Minnesota Gov. Walz draws sharp contrasts with red states
Apr 19, 2023, 5:41 PM | Updated: 7:10 pm
(AP Photo/Steve Karnowski)
ST. PAUL, Minn. (AP) — Gov. Tim Walz drew stark contrasts between Minnesota and Republican-led states Wednesday night, using his State of the State speech to highlight how he and his fellow Democrats have used their new control over state government to push through an ambitious liberal agenda.
Walz, now three months into his second term, told lawmakers and other dignitaries in the House chamber how Minnesota Democrats are bucking the backlash seen in red states across the country against abortion rights, trans rights, pushes for racial equity and other cultural flashpoints.
“I’ve seen some of my fellow governors on TV — they find a lot of time to be on TV — and I hear them talking about ‘freedom,’” Walz said. “But it turns out what they really mean is that government should be free to invade your bedroom, your children’s locker room, and your doctor’s office.”
Walz didn’t name fighting against the “woke” left, but his targets were clear.
“It’s not up to me how folks in those places, folks like Florida go about their business,” he said. “But I got to tell you, I’m pretty glad we do it our way here and not that way.”
Republican Senate Minority Leader Mark Johnson, of East Grand Forks, quipped afterward that DeSantis is probably off Walz’s Christmas card list now.
The 2022 elections gave Minnesota Democrats control over both chambers of the Legislature and the governor’s office for the first time in eight years. Walz called it “a new mandate for action — a chance to set aside the old fights in favor of doing something truly historic for our children and our grandchildren.”
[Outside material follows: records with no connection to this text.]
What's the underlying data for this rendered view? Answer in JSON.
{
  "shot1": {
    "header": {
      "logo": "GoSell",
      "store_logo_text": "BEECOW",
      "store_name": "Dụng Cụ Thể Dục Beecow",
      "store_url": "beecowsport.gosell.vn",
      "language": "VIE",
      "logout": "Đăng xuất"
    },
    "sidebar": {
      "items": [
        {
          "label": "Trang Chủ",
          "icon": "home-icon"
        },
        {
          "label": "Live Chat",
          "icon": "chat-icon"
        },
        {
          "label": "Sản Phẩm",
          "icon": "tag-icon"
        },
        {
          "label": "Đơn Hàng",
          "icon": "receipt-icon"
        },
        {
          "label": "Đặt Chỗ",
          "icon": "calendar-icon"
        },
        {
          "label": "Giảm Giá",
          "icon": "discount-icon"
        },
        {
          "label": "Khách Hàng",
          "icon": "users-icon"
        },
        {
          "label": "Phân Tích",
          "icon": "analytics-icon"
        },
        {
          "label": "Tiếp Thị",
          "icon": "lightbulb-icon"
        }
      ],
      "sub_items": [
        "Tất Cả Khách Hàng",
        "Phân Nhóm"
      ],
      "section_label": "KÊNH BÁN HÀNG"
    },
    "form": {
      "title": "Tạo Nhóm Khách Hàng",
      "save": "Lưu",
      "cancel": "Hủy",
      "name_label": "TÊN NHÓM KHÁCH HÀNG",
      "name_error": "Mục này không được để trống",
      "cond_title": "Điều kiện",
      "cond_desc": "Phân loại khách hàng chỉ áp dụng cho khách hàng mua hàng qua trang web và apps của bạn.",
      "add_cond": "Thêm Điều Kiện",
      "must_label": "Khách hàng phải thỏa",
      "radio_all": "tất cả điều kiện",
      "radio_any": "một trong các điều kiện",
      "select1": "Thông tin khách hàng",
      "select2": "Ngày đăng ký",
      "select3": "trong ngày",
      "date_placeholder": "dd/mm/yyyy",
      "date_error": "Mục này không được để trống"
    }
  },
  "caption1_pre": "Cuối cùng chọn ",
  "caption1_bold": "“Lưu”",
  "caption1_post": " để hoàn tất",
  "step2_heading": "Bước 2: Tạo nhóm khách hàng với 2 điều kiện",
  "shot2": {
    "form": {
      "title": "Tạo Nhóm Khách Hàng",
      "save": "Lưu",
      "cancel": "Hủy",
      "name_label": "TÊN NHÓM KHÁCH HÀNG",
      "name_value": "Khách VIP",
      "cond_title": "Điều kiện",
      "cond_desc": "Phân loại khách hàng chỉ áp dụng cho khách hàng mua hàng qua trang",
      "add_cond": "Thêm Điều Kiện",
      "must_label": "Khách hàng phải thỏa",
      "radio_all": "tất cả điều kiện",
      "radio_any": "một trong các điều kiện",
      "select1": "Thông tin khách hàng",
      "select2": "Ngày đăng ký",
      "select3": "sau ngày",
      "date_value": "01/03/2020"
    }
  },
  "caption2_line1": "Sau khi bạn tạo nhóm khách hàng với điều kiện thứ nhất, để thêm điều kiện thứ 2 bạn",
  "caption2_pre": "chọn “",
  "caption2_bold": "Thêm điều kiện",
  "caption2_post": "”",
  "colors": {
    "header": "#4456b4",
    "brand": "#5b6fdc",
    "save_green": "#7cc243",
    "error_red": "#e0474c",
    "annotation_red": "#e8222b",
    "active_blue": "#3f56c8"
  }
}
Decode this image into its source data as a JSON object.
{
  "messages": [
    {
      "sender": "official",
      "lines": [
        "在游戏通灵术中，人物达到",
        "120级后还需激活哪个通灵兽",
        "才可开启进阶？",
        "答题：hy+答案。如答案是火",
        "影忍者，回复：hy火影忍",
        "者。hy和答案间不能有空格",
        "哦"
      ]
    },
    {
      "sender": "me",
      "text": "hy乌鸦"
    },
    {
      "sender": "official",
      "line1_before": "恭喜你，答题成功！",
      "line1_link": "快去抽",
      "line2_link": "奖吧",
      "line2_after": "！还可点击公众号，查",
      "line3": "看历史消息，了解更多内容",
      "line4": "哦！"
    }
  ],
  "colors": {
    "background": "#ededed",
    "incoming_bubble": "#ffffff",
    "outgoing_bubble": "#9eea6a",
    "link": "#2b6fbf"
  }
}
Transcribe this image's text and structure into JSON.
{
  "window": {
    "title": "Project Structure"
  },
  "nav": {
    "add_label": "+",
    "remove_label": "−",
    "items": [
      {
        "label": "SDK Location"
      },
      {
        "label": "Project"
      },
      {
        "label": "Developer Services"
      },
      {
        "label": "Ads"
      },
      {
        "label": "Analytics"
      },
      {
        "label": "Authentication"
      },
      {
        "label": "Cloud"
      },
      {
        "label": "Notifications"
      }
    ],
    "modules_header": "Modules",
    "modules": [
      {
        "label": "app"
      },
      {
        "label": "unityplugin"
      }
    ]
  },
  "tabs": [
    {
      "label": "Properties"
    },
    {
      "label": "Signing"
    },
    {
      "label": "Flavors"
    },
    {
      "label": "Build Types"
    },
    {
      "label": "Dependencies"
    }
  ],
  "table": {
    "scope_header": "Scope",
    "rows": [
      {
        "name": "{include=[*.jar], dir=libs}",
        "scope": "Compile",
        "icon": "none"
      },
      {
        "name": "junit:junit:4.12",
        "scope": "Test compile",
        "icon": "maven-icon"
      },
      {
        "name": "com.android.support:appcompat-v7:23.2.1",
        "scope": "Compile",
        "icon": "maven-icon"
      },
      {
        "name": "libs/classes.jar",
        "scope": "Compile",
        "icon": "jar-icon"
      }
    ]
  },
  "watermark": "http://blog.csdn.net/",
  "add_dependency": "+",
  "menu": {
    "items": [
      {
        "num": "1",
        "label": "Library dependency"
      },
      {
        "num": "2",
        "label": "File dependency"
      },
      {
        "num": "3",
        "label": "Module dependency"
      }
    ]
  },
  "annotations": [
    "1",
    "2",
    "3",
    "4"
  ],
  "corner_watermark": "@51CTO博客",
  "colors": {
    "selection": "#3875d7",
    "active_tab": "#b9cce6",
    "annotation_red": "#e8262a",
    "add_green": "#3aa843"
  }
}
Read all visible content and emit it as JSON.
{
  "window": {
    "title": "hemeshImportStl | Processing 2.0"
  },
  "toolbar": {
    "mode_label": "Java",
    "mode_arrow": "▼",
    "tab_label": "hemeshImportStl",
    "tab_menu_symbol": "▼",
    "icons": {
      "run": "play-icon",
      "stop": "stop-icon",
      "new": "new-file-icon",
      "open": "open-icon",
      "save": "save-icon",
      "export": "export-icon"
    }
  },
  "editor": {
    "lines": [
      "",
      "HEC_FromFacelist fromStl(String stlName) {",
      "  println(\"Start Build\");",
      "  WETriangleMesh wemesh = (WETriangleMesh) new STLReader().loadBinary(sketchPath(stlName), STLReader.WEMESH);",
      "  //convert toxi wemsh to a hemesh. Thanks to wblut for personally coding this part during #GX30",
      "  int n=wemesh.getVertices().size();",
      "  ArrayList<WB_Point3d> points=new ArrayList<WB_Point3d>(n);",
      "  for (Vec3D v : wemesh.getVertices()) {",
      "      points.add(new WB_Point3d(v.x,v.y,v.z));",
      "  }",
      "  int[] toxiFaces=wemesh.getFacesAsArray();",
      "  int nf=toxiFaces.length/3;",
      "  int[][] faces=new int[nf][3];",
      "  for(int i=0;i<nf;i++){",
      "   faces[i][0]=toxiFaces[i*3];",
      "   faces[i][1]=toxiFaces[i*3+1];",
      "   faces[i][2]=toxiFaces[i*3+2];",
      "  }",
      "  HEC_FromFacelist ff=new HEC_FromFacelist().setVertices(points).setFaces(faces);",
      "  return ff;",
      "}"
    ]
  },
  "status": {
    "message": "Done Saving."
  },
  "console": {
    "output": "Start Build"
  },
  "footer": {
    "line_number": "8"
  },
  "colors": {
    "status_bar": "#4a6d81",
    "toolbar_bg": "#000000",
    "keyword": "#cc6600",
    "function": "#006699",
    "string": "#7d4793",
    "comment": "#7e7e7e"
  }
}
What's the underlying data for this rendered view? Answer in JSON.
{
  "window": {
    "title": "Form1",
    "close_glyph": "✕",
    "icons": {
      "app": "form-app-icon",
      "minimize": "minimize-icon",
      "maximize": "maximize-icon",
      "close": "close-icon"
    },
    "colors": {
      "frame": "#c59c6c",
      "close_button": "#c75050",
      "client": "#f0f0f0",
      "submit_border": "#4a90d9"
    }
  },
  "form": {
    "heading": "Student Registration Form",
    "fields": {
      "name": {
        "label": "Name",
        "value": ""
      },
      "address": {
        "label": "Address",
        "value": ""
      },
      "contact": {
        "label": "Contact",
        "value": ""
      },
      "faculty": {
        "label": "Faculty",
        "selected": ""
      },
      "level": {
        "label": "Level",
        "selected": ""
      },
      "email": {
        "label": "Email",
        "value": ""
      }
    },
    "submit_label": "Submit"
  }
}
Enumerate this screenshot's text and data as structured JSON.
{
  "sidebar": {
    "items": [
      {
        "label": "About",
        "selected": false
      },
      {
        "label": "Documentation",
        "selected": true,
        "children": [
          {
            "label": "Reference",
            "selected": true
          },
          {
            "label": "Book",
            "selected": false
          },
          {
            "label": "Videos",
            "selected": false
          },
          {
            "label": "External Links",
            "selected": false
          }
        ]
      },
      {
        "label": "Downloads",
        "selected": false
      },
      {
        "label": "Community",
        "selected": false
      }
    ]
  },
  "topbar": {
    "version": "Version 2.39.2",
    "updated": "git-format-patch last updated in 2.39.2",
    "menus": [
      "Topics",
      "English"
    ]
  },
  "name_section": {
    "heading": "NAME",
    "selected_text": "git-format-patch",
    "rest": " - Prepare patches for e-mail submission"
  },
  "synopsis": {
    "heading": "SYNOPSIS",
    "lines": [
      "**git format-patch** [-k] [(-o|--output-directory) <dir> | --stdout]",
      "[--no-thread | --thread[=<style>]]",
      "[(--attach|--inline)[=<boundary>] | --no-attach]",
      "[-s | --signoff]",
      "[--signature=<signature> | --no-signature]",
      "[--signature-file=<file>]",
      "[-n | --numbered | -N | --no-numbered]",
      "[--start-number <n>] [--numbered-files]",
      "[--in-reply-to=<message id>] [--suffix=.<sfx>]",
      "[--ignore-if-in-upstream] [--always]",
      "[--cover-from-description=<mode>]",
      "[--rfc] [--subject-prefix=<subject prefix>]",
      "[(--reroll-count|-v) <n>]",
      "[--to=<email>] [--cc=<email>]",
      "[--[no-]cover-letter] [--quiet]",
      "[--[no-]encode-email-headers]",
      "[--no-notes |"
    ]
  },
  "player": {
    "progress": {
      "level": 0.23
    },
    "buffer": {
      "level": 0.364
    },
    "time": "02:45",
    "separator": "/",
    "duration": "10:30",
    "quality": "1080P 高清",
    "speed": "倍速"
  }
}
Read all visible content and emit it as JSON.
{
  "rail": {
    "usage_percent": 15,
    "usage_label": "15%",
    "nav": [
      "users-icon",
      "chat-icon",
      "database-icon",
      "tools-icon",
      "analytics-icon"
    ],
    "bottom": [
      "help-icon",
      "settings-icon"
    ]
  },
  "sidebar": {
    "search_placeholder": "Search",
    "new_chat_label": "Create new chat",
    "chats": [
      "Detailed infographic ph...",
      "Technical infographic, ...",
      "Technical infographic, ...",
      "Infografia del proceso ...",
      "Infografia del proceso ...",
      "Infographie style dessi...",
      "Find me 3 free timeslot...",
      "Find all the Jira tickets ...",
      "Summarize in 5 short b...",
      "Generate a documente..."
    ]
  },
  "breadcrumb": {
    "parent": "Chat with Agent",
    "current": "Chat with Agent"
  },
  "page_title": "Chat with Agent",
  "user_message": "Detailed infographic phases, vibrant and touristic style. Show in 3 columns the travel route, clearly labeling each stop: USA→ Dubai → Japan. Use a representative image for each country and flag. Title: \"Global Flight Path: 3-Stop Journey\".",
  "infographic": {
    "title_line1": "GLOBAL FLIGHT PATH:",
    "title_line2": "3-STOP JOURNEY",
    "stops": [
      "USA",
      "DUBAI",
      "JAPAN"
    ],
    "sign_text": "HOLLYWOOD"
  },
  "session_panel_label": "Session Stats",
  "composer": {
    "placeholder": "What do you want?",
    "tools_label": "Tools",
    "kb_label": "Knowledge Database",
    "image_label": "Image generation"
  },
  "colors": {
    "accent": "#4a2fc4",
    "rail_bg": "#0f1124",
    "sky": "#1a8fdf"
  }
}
The governor noted that he has already signed legislation or issued executive orders this year to gender-affirming care.
While other states ban books from their schools, Walz said, Minnesota schools are banishing hunger from theirs. He has already signed a bill making school meals free for all students beginning this fall. He also signed a bill allowing 100% of their electricity from carbon-free sources by 2040.
“If there’s one thing I hope folks across this country recognize and take away from what we’re doing here in Minnesota, is it’s amazing what you can accomplish when you stop complaining about corporations going ‘woke’ and start giving a damn about real people and real lives.”
Walz also used his speech to promote his budget proposals. The House and Senate have been debating enormous $17.5 billion budget surplus. And he mentioned his support for bolstering funding for public schools.
The governor also highlighted his support for gun safety legislation that’s been advancing this session — background checks and a red flag law — after being blocked by Republicans for years.
“Minnesotans, and I especially amongst them, are not going to stand by and let people keep making this about the Second Amendment when it’s really about our first responsibility — keeping our children safe,” Walz said. “Be very clear: the time for hiding behind thoughts and prayers is long gone. What we need is action and we need it now.”
Republican legislative leaders told reporters afterward that they wanted to hear the governor support bigger tax cuts and more about fighting crime.
“What we saw was a national campaign speech out there, ignoring the needs of Minnesotans across this state,” Johnson said.
“With a record budget surplus of $17.5 billion, returning that to Minnesotans, reducing government, and the costs, is what our Minnesota residents are looking for,” said House Minority Leader Lisa Demuth, of Cold Spring.
But House Speaker Melissa Hortman, of Brooklyn Park, said she and her fellow Democrats came away inspired and share the governor’s apprehensions about what’s happening in Republican-led states.
“All you have to do is read in the newspaper what’s happening in some of these other states. It’s horrifying and it’s frightening,” Hortman said, citing abortion, trans rights and the culture wars. “It’s frightening and there is definitely a very big difference between red states and blue states right now.”